In the above example, where the fixed-rate is at 4.5% and the hybrid ARM is at 2.25% for the first three years, the hybrid ARM will have a significantly lower minimum payment than the fixed. What does that allow you to do? Pay more than the minimum payment! Just by paying the amount you would have paid (or have been paying) on the 4.5% fixed-rate, you can pay off more principal faster on a hybrid ARM. Plus, since it is extremely unlikely that interest rates will go up consistently for seven years in a row, you could be 10 years into the loan before your hybrid ARM rate gets as high as the fixed-rate was at the beginning! By then, if you’ve paying what you would have paid on a 4.5% fixed-rate, you may only have 5 or 10 years worth of payments left, and far less principal to be charged interest on than you would have otherwise.

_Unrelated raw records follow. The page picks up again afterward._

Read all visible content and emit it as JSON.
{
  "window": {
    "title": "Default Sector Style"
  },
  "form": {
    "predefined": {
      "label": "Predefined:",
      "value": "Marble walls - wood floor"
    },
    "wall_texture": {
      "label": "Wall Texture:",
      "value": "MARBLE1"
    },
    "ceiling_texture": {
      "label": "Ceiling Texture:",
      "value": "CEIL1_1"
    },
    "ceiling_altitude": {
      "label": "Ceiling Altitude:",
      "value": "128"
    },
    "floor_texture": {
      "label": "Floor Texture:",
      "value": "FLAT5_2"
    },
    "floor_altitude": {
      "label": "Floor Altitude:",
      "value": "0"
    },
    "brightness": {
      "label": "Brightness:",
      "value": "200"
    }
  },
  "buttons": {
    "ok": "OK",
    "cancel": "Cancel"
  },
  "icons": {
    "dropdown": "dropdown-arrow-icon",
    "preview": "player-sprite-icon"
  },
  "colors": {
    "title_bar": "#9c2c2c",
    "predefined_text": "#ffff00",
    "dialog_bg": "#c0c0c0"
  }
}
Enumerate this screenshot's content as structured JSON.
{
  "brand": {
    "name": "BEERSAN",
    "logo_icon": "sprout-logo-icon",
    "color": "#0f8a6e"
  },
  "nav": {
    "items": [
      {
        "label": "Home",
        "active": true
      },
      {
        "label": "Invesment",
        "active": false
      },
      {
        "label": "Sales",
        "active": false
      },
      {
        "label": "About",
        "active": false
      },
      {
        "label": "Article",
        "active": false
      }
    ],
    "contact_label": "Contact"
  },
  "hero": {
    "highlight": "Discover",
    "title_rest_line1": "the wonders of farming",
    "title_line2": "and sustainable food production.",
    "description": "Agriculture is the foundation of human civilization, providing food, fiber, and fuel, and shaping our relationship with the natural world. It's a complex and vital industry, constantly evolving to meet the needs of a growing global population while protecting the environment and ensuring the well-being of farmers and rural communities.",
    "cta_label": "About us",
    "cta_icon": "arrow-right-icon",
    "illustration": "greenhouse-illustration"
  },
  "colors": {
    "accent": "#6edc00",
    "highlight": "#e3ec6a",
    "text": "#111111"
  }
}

4. A 30-year fixed rate is safer and better for someone to forecast or plan for the future.
This is a myth that is present mostly here in the United States. It is no coincidence that the U.S. was also hit the hardest by the housing crisis. This myth is devastating because of the simple fact that nobody is ever really paying off the same loan over 30 years – by far (like 99%), most people who purchase homes get a new loan every 4-6 years. This is why the VA offers both 3-year and 5-year hybrid ARMs, whose rates remain fixed at a much lower rate during the initial period – until about the time most borrowers are going to be refinancing or selling anyway. But even for those very few who keep the same loan beyond 6 years, the VA has built in protections to make sure that those borrowers aren’t hit too hard by changing interest rates.
First, as mentioned above, the VA uses the CMT index, which is a fairly gentle and non-volatile index, to calculate its rates. The CMT index prevents volatility by averaging activity over 12 months to calculate a yearly average. This yearly average is what is used as the index on VA hybrid ARM loans. Second, the VA places an annual cap that prevents interest rates from rising by more than one percentage point each year. Also mentioned above, this limitation means that even if interest rates are skyrocketing, it could still take years to get as high or exceed the interest rate you’d be dealing with on a fixed-rate mortgage. Third, the VA loan program puts a ceiling on how high the interest rate can ever go. If your hybrid ARM started at 2.1% after the initial fixed period, it could never go higher than 7.1% no matter what interest rates are doing. This is an extremely valuable protection not only for the money it saves in case interest rates do skyrocket and stay there for an extended period of time, but also so you can forecast and plan for the worst-case scenario. You can know with 100% surety what you are risking with a hybrid ARM.
As a bonus for those who are still not convinced, think of what you can do with all the saved money from a lower interest rate. Imagine taking the money that you would have been spending on a higher monthly payment with a fixed-rate mortgage and paying off your credit card debt. Credit cards can have interest rates in the 20% area – especially for delinquent amounts. Taking money saved with a lower mortgage payment and using it to pay off credit cards can save you a ton of money in both the short-run and the long-run.